Friend borrows car, but fails to return it
The event leading up to the litigation started when a man (“RR”) visited the home of “KP” and her husband. The two knew each other through KP’s employer.
On May 8, 2015, RR visited KP’s home. She was away at the time, and her husband lent RR KP’s car so he could run some errands. RR said he would return the car to their home later that day. However, the end of the day came and went without the return of the car.
Over the next two days, KP attempted to contact RR by phone and text message. Her attempts to reach him were not successful, though. As a result of this, the police were called and the vehicle was reported as stolen. The police visited the home of RR later that evening. RR told the police he did not have the vehicle at that time, but it was parked in another city and would be returned. The police gave RR until 5:00 am on May 12 to return the car. KP was on the phone with police during that conversation and she agreed to let RR return the vehicle as per the police officer’s instructions.
The deadline passed without the return of the vehicle, at which point it was registered as stolen in the police database.
The following day RR was involved in a collision and was charged with 6 offenses, including theft. The main question before the court was whether RR had permission to drive the vehicle.
What is consent, and was it terminated?
Alberta’s Traffic Safety Act imposes vicarious liability on the owner of a vehicle in situations where it is being operated by another person. One of the conditions is that the driver “was in possession of the motor vehicle with the consent, expressed or implied, of the owner of the motor vehicle, is deemed, with respect to that loss or damage, (c) to be the agent or employee of the owner of the motor vehicle.”
The court spent some time discussing the nuances of consent, and how it can be express or implied and is determined through a mix of subjective and objective factors. One section of the Act states that consent can be terminated when a person may have possession of the vehicle, but that conditional consent is not permitted.
It was RR’s position that the revocation of consent as of 5:00 am on May 12 was a condition and therefore unenforceable. The court did not buy this, though, stating “I find that clear, unequivocal, and unambiguous express termination or revocation of consent to drive is effective, even if made in advance.” The court stated that there was a clear difference between creating a condition to consent by imposing a time or location restriction, which would not be allowed, and the revocation of consent after a period of time has passed.

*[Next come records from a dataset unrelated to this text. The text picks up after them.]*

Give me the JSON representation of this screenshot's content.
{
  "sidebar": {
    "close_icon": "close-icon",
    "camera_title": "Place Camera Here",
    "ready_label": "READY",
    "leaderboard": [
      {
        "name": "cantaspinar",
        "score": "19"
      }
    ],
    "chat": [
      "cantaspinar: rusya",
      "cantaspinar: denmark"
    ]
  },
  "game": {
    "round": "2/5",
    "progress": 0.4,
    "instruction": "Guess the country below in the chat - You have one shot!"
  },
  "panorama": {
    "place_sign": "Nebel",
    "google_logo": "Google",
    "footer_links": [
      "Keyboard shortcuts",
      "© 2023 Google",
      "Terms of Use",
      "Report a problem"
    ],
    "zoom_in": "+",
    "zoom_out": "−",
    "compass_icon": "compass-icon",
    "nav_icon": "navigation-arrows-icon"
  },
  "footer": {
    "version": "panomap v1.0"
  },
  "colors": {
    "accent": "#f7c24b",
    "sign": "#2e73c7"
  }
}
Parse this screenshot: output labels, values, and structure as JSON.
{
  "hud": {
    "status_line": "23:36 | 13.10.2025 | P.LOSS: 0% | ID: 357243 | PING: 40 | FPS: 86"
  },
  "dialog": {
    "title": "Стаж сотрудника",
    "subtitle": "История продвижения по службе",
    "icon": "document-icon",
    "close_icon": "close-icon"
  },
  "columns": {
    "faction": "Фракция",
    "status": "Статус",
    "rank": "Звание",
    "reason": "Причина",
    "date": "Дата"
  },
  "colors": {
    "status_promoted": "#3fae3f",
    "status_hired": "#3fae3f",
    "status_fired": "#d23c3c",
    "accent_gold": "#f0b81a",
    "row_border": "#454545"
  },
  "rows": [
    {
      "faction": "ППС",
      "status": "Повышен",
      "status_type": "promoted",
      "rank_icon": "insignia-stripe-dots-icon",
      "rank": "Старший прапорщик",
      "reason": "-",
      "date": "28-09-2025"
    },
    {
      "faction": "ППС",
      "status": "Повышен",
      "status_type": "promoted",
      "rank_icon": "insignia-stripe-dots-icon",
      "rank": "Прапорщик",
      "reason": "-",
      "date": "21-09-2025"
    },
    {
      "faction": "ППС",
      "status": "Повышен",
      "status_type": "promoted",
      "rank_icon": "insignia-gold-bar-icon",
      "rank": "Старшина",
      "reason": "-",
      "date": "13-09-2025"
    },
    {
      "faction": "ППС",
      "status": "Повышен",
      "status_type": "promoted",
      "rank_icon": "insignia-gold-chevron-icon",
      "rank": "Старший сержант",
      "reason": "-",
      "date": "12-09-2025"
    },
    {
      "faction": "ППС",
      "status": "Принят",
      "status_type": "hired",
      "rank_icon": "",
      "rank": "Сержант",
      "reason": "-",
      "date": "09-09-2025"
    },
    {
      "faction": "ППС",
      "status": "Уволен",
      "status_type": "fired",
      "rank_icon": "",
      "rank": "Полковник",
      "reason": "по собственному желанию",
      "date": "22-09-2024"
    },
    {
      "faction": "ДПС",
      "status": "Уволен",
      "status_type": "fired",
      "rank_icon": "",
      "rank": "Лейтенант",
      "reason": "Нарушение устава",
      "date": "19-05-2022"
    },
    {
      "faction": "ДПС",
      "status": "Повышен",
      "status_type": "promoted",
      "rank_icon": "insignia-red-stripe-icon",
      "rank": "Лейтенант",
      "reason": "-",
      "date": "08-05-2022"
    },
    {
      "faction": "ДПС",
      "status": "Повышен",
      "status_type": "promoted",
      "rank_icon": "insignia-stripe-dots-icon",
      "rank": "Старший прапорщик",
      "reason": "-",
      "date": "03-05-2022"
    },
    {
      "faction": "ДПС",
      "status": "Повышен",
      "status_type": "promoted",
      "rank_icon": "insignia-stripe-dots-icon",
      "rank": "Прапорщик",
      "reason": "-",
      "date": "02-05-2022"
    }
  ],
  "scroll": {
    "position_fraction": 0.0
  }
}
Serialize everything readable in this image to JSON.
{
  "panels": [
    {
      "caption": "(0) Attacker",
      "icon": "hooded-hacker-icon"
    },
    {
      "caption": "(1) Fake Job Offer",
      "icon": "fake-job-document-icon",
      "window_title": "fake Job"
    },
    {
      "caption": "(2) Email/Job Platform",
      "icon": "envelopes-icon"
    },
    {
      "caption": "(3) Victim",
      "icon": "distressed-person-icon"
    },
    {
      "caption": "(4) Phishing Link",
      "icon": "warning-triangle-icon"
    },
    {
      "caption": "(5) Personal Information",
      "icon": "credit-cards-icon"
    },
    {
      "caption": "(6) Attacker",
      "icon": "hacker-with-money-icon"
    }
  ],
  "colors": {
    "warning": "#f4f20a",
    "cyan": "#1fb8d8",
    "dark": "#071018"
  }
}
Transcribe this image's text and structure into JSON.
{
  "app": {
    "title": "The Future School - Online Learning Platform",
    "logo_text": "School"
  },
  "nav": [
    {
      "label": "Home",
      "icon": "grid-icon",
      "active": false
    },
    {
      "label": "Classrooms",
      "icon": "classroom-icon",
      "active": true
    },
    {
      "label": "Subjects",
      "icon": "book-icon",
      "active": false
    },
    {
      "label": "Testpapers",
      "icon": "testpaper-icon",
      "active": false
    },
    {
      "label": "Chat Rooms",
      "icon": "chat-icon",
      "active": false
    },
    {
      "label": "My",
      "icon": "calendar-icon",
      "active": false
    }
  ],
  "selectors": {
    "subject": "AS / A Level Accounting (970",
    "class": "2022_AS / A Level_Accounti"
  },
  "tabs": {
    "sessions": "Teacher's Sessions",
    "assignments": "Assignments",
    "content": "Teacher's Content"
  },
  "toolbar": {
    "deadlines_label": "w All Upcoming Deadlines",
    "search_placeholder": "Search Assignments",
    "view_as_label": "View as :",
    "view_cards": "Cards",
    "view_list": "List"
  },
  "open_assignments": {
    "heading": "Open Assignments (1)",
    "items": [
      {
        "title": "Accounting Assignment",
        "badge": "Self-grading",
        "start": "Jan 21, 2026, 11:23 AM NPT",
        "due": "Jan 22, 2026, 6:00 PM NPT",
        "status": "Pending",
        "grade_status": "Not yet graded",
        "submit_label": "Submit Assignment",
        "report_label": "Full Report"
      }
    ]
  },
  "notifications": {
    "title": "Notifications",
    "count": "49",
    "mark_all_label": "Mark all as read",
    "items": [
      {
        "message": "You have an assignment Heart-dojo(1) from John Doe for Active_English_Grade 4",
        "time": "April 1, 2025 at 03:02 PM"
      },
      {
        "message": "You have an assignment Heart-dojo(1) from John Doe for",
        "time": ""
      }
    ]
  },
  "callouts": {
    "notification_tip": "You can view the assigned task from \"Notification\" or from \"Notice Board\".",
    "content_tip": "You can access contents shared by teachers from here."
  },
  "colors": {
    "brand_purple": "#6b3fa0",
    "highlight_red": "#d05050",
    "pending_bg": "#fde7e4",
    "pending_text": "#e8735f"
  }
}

In this case, RR had express consent to drive on May 12, 2015. The “consent switch” was turned “off” at 5:00 am that day, after which point, RR did not have consent to drive the car.
As a result of these findings, liability for the accident could not be imposed on KP.
At HMC Lawyers our Insurance Team has decades of collective experience and a deep, thorough understanding of potential risks as well as legal issues that commonly arise. We understand the importance of risk management, especially when it comes to questions of insurance coverage and strive to provide our clients with certainty by helping them identify and avoid potential problems wherever possible. To discuss an insurance coverage matter or related dispute, call 1-800-480-3534 or contact us online.